Web page and app entries:
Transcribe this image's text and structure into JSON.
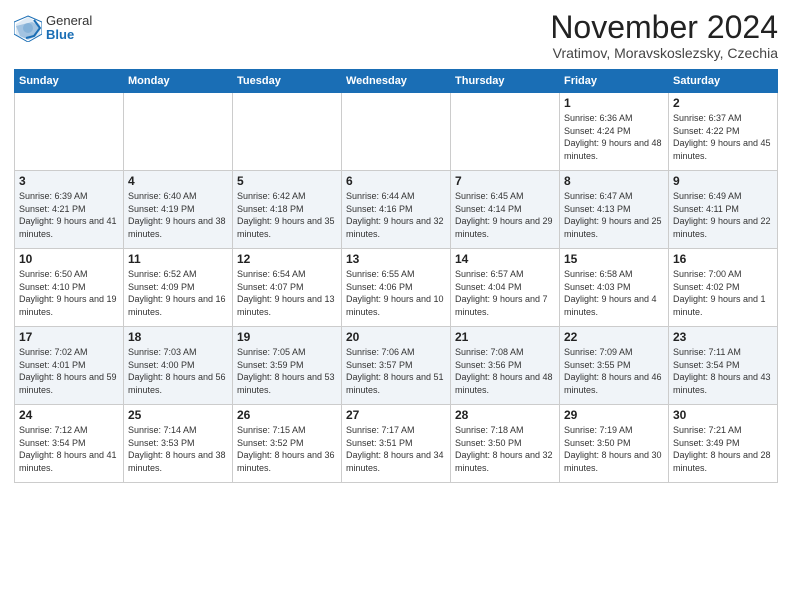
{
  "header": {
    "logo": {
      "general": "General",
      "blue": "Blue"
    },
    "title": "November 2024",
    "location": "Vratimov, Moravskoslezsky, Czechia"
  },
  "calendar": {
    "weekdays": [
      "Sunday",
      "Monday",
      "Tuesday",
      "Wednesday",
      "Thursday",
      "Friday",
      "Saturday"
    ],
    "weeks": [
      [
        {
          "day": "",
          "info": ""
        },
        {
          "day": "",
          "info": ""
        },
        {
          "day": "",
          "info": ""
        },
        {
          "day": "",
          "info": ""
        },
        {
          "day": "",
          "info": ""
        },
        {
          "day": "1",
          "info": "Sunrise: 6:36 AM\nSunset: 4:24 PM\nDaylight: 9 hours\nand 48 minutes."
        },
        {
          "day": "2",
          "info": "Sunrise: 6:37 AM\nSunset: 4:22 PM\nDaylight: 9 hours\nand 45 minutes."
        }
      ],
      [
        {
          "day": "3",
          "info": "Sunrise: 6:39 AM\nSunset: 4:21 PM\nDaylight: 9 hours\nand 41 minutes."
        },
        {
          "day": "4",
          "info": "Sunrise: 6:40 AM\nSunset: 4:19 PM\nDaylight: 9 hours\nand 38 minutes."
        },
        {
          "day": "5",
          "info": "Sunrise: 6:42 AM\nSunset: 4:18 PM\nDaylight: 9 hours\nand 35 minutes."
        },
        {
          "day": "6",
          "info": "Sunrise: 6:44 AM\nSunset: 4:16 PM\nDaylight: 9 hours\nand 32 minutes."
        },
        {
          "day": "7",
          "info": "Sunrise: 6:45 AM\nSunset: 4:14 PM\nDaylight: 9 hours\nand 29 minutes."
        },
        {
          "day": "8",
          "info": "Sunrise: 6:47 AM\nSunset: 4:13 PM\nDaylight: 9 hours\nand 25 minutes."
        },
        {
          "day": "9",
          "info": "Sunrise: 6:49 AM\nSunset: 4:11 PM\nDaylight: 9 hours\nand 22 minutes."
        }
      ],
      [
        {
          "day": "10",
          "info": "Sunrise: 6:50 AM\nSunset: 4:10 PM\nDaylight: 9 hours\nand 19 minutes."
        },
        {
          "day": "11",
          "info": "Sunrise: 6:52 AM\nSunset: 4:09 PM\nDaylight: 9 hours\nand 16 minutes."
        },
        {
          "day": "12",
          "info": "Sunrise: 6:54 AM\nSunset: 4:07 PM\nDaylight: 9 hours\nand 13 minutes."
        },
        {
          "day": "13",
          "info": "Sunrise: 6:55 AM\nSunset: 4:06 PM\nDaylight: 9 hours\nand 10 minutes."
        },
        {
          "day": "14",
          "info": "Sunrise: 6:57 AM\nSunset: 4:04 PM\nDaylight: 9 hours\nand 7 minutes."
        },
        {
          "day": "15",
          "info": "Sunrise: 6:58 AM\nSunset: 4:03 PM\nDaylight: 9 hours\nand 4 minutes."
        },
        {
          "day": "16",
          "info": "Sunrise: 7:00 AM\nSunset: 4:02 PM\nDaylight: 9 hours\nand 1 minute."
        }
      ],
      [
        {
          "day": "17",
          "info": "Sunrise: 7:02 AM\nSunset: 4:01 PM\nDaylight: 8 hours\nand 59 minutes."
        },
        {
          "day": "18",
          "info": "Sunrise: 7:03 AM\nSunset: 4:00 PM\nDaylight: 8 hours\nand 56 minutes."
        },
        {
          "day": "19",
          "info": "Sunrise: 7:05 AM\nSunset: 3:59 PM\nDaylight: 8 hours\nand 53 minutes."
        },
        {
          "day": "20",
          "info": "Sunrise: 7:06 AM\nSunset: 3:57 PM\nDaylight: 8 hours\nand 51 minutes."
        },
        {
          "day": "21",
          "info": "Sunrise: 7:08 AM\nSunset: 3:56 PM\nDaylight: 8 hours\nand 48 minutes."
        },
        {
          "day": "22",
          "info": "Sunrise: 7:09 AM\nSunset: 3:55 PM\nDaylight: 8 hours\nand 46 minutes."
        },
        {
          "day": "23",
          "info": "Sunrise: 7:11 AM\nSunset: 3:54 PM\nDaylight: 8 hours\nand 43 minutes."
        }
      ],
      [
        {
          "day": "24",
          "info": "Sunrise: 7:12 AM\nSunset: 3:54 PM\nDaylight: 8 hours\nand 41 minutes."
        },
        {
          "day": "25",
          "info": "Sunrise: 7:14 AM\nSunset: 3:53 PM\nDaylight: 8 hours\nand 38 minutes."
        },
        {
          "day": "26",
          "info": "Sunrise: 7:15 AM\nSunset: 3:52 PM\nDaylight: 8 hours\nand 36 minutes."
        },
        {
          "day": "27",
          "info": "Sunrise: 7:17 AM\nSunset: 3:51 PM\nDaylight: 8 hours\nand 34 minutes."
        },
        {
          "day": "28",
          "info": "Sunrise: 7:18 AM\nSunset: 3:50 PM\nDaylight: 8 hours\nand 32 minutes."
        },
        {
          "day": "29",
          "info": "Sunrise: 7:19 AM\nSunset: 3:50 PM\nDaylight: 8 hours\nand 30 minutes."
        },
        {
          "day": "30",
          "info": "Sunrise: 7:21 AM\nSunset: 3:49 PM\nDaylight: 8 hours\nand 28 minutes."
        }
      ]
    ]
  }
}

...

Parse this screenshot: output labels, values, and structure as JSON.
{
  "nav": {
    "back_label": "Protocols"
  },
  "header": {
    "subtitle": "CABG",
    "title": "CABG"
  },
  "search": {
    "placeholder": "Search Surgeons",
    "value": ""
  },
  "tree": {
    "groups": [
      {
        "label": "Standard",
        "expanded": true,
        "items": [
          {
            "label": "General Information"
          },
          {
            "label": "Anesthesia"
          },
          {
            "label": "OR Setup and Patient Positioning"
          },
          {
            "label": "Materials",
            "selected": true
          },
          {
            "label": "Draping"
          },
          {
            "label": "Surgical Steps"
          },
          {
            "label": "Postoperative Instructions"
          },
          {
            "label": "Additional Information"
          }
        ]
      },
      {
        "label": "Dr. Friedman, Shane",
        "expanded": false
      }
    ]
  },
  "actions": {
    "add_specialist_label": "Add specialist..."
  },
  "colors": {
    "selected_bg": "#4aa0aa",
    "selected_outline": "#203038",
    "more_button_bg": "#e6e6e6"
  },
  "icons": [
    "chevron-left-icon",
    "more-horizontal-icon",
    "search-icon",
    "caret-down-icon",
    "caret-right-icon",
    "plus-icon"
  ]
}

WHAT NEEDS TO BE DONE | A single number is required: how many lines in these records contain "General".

EXERCISE ANSWER | 2